** TRY IT **
Locate each line in the records containing "JSON". Copy it.

** SUPPLIED DATA **
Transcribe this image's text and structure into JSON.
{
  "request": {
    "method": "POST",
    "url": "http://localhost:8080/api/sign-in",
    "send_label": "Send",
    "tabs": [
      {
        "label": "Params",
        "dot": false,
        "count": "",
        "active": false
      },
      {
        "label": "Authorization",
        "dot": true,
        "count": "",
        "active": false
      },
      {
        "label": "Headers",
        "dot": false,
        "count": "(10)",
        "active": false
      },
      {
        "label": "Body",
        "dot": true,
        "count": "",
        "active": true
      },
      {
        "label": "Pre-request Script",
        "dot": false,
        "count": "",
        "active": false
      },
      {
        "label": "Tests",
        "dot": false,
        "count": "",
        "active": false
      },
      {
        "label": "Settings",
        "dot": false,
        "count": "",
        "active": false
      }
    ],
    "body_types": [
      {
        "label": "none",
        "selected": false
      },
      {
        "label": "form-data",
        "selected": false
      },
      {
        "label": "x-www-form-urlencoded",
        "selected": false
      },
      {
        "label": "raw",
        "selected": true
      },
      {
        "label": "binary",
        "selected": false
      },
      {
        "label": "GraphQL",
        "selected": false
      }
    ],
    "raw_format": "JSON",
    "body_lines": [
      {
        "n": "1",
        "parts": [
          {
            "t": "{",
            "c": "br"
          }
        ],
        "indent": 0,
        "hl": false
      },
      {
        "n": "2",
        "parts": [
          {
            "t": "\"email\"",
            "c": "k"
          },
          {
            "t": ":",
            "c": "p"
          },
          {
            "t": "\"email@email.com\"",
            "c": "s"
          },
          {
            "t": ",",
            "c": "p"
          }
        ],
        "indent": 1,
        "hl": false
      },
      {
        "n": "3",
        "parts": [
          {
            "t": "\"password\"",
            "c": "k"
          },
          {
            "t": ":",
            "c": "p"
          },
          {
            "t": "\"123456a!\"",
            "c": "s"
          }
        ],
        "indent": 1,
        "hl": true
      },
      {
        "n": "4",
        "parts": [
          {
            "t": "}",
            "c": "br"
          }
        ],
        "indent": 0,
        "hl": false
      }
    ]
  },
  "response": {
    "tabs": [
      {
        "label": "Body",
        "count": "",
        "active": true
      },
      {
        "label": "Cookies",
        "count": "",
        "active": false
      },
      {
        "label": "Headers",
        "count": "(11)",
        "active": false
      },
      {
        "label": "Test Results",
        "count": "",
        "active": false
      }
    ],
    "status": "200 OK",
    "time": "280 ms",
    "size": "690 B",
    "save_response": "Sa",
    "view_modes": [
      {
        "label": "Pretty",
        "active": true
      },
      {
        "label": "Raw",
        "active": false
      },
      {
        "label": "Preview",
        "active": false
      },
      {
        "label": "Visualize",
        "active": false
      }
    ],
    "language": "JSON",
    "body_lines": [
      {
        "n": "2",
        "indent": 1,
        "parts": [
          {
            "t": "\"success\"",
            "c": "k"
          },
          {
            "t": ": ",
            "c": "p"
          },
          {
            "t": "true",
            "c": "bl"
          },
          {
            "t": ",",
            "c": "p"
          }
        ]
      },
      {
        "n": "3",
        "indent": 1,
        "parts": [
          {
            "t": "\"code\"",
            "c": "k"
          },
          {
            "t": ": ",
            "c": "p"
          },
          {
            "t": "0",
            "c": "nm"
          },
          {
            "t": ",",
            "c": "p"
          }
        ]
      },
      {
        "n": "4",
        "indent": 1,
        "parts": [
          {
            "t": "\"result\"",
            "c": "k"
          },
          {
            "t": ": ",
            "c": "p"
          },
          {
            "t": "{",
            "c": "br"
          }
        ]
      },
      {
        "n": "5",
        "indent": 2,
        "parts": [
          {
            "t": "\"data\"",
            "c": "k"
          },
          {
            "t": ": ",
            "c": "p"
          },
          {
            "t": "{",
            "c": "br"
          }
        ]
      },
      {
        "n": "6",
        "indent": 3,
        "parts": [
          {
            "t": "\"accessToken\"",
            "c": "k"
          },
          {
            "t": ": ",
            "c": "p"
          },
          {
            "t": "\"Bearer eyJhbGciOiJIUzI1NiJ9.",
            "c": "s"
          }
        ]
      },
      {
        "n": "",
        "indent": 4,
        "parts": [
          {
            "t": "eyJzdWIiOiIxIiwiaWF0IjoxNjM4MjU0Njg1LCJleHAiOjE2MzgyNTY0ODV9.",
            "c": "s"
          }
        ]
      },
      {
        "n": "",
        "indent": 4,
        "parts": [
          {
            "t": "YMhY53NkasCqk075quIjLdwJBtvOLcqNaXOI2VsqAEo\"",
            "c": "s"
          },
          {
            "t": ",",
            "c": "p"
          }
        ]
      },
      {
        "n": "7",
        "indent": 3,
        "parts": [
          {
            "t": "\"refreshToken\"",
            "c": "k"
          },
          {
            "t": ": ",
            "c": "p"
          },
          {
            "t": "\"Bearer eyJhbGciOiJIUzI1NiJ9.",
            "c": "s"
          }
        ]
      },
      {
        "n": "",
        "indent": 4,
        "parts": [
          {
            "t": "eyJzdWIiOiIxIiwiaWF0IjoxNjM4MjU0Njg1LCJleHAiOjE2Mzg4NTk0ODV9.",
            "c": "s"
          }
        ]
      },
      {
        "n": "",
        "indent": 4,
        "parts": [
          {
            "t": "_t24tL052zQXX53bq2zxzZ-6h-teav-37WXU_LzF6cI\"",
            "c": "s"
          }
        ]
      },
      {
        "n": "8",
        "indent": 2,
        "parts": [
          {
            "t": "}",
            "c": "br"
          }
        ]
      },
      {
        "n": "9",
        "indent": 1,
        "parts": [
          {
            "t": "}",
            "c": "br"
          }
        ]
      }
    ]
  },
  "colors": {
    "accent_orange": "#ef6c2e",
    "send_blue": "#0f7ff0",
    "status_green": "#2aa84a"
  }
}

** RESPONSE TO THIS TASK **
Transcribe this image's text and structure into JSON.
    "raw_format": "JSON",
    "language": "JSON",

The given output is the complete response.